**Information provided**
*** Begin section ***
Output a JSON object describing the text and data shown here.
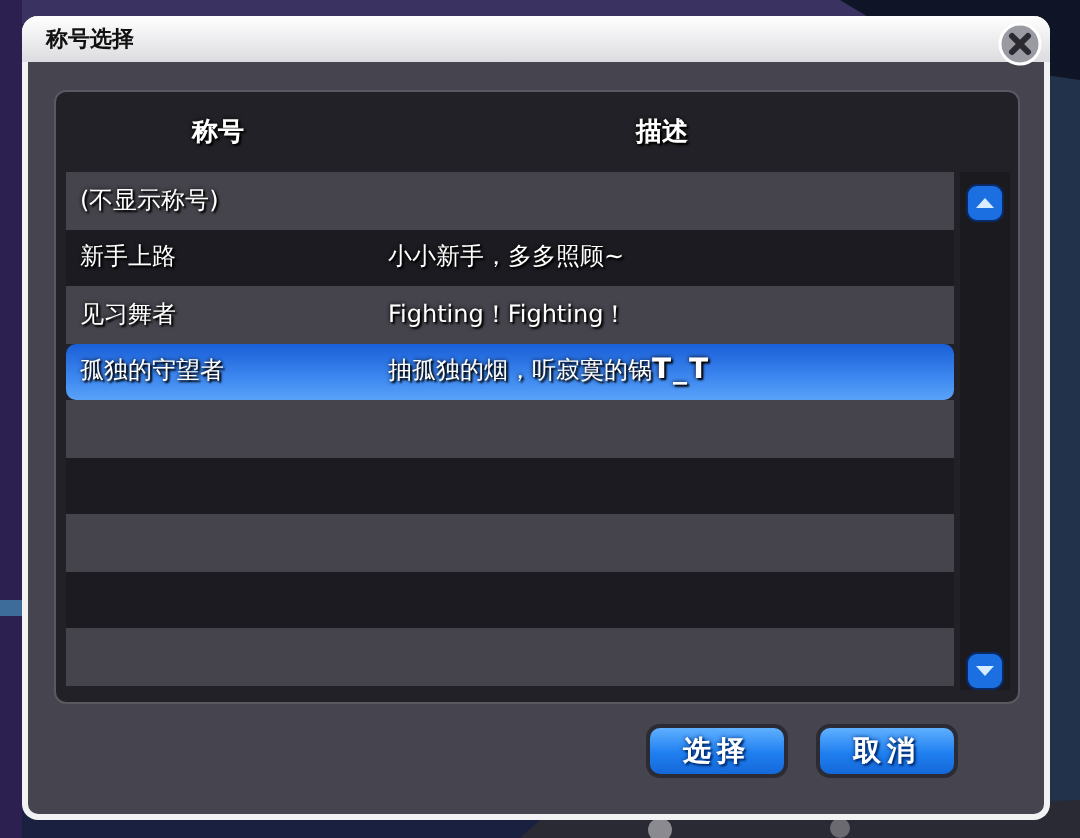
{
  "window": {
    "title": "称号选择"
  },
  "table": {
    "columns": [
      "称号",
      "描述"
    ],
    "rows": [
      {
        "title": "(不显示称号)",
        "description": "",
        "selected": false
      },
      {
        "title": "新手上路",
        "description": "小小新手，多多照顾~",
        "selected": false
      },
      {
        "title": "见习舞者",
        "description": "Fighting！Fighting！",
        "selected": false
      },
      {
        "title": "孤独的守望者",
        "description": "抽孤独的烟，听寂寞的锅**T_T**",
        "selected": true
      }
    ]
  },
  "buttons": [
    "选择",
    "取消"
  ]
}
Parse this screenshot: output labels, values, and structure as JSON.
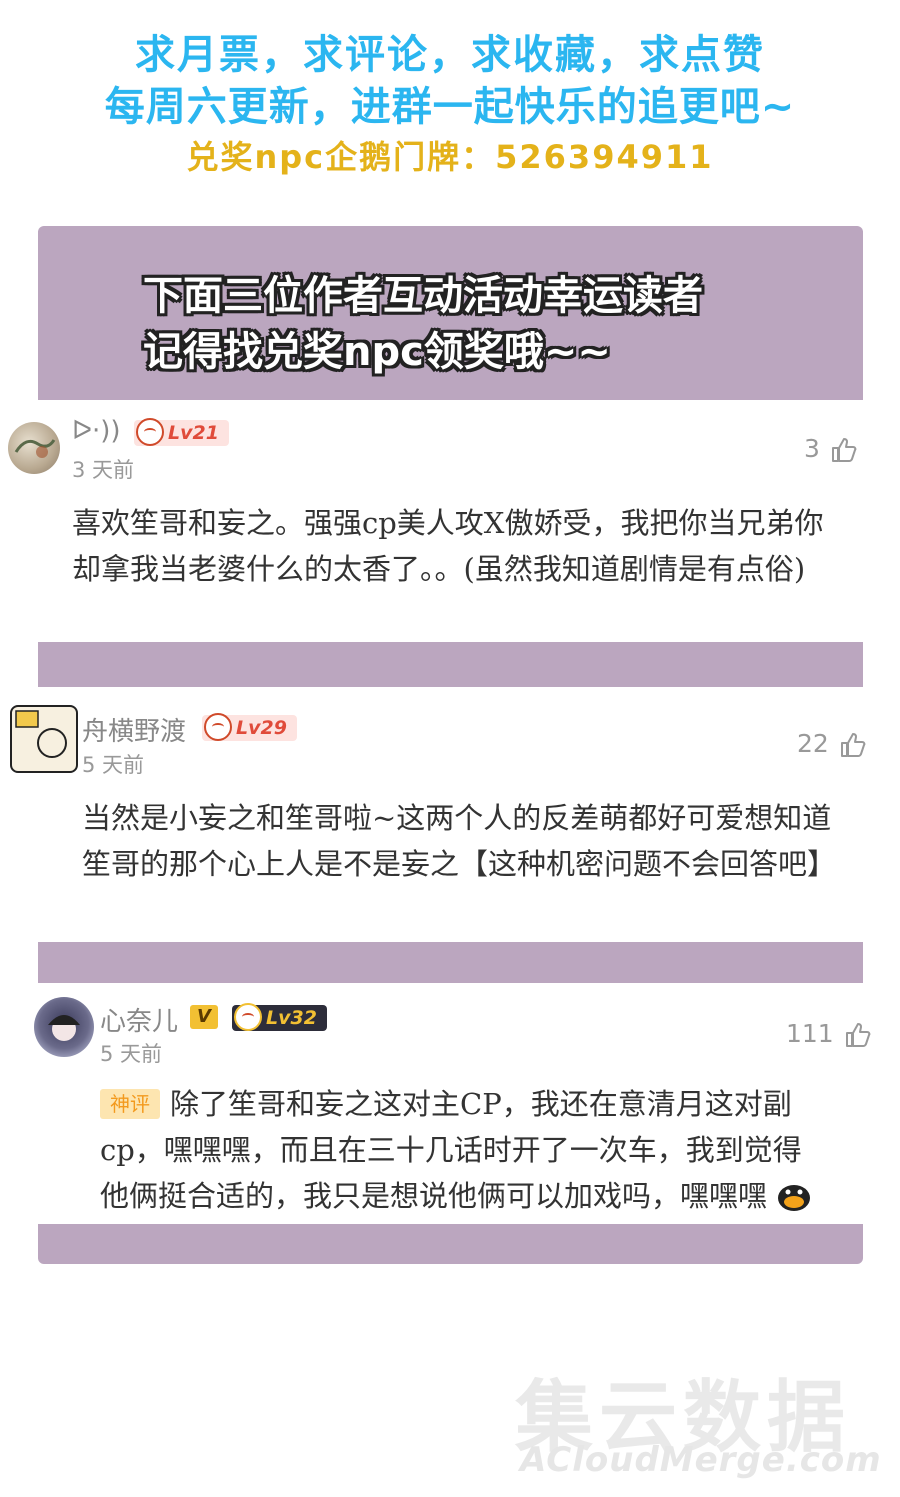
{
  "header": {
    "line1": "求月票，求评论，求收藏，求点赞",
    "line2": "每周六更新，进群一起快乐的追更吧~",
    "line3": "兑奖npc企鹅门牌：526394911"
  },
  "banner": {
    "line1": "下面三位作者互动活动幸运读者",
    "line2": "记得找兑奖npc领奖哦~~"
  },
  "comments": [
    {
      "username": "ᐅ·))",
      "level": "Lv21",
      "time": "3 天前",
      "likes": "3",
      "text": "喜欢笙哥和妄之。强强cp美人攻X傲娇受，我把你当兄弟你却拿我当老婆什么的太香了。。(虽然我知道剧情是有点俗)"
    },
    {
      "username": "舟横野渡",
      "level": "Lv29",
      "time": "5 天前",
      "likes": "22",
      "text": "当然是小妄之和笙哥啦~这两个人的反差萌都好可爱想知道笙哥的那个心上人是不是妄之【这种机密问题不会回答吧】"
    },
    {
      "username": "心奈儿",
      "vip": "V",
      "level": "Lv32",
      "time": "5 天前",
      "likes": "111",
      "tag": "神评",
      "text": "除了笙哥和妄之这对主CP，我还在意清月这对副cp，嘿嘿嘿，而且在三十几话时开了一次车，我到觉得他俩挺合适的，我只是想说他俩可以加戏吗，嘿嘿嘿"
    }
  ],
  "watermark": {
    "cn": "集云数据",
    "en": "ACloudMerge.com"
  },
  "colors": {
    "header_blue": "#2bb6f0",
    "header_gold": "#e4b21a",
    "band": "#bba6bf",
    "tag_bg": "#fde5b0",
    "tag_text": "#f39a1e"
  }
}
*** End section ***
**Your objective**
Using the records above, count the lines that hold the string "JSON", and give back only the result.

**Response for this exercise**
2